- Posts: 75
This isn't specific to prospective studies, but in 2019, Segawa, Schalet, and Cella compared PROMIS CATs with 4-, 6-, and 8-item short forms. Specifically, they evaluated the range of accurate scores, number of items administered, floor (level of the worst symptom/function a measure can quantify), and ceiling (level of the best symptom/function a measure can quantify).
• CATs offer the widest range of accurate scores.
• CATs averaged 4.7 items administered.
• 4-, 6-, and 8-item short forms offer a wide range of accurate scores. Figure 1 provides the specific range for each short form. This can be used to evaluate how well each short form is likely to cover the desired range of scores for a target patient sample.
• Use CATs “(1) when a substantial number of participants with extremely poor health is anticipated; (2) when there is a need to measure very healthy participants accurately;” and (3) “when the administration of small number of items is required” (p. 217).
Segawa, E., Schalet, B., & Cella D. (2019). A comparison of computer adaptive tests (CATs) and short forms in terms of accuracy and number of items administered using PROMIS profile. Quality of Life Research, 29: 213-221. doi: 10.1007/s11136-019-02312-8
Thank you for the detailed reply and suggested references. My orthopedic clinic has been issuing older static PROMIS forms to patients for prospective evaluation (pre- and post-operatively), and we have the opportunity to switch to CAT forms in the near future. I think making the switch might give us some interesting data to compare, as well as reducing response burden, etc.
Item-level comparisons were key to my initial query to HM.net, but my message was not clear. When we have evaluated individual PROMIS items to ostensibly related individual legacy PRO items, there are some pretty neat findings.
Thank you again for the reply!

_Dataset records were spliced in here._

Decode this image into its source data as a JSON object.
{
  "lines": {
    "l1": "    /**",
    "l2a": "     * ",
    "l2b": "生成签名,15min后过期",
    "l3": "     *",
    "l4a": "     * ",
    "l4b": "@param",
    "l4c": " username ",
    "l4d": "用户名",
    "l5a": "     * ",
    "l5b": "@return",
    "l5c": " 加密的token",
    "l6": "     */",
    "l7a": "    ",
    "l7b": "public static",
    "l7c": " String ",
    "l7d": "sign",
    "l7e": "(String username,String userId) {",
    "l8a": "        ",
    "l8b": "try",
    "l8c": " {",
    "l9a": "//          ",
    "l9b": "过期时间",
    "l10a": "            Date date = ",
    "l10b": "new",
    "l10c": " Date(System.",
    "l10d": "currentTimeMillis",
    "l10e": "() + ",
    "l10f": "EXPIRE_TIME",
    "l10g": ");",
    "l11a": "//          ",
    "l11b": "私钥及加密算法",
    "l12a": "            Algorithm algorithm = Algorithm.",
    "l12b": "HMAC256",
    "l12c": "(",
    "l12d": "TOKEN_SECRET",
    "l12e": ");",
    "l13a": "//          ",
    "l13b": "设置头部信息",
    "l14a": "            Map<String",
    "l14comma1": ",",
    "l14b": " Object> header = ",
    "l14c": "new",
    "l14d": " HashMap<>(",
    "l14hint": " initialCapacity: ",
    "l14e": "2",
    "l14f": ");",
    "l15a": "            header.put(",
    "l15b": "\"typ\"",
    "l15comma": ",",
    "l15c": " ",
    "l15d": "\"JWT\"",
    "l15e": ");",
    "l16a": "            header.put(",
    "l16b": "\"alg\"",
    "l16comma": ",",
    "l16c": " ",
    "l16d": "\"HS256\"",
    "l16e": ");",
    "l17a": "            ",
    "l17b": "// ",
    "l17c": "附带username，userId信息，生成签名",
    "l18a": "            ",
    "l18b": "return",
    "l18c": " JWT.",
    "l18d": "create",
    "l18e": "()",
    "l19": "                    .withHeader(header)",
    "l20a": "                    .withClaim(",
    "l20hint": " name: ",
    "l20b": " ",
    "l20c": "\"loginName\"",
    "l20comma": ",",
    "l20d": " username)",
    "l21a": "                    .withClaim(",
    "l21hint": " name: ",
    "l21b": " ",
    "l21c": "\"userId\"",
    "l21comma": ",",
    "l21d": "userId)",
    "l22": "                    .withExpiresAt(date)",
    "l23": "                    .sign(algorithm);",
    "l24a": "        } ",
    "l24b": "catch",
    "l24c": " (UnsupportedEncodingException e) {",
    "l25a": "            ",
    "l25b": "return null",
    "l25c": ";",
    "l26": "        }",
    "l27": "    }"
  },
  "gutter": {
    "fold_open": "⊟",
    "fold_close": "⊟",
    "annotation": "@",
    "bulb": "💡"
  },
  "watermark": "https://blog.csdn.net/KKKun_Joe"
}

The evidence suggests that PROMIS forms are interchangeable (Choi et al. 2010), but a small amount of error or difference is introduced when switching, so it is preferable not to switch forms (of any kind) in the midst of a longitudinal study if it can be helped. While autocorrelation would suggest that SFs are more “comparable” or stable than CATs over time, any number of factors could influence the ability to detect and quantify change. We cannot conclude one is better than another in longitudinal studies comparing scores over time. It is highly contextual, so it may not be possible to generalize across banks and different SFs. But change seems similar in studies with both PROMIS SF8 and CAT in this study (Flynn et al, 2015). For a fuller discussion, see also Devine et al. (2016). Of course, if you need to compare changes in symptoms/function at the item level (which might be useful in some clinical contexts), CATs wouldn’t allow you to do that.
Flynn, K., Dew, M., Lin, L., Fawzy, M., Graham, F., Hahn, E., . . . Weinfurt, K. (2015). Reliability and Construct Validity of PROMIS® Measures for Patients with Heart Failure Who Undergo Heart Transplant. Quality of Life Research, 24(11), 2591-2599. 10.1007/s11136-015-1010-y
Choi, S., Reise, S., Pilkonis, P., Hays, R., & Cella, D. (2010). Efficiency of Static and Computer Adaptive Short Forms Compared to Full-Length Measures of Depressive Symptoms. Quality of Life Research, 19(1), 125-136. dx.doi.org/10.1007/s11136-009-9560-5
Devine, J., Fliege, H., Kocalevent, R., Mierke, A., Klapp, B. F., & Rose, M. (2016). Evaluation of Computerized Adaptive Tests (CATs) for longitudinal monitoring of depression, anxiety, and stress reactions. Journal of Affective Disorders, 190, 846-853.
Hi, I am hoping a moderator or researcher viewing this forum can point me to published articles or grey literature describing rationale and evidence that supports a preference for short forms over computer adaptive testing for prospective assessment. It seems obvious that static items would be more directly comparable over time, but is there a published study that supports this?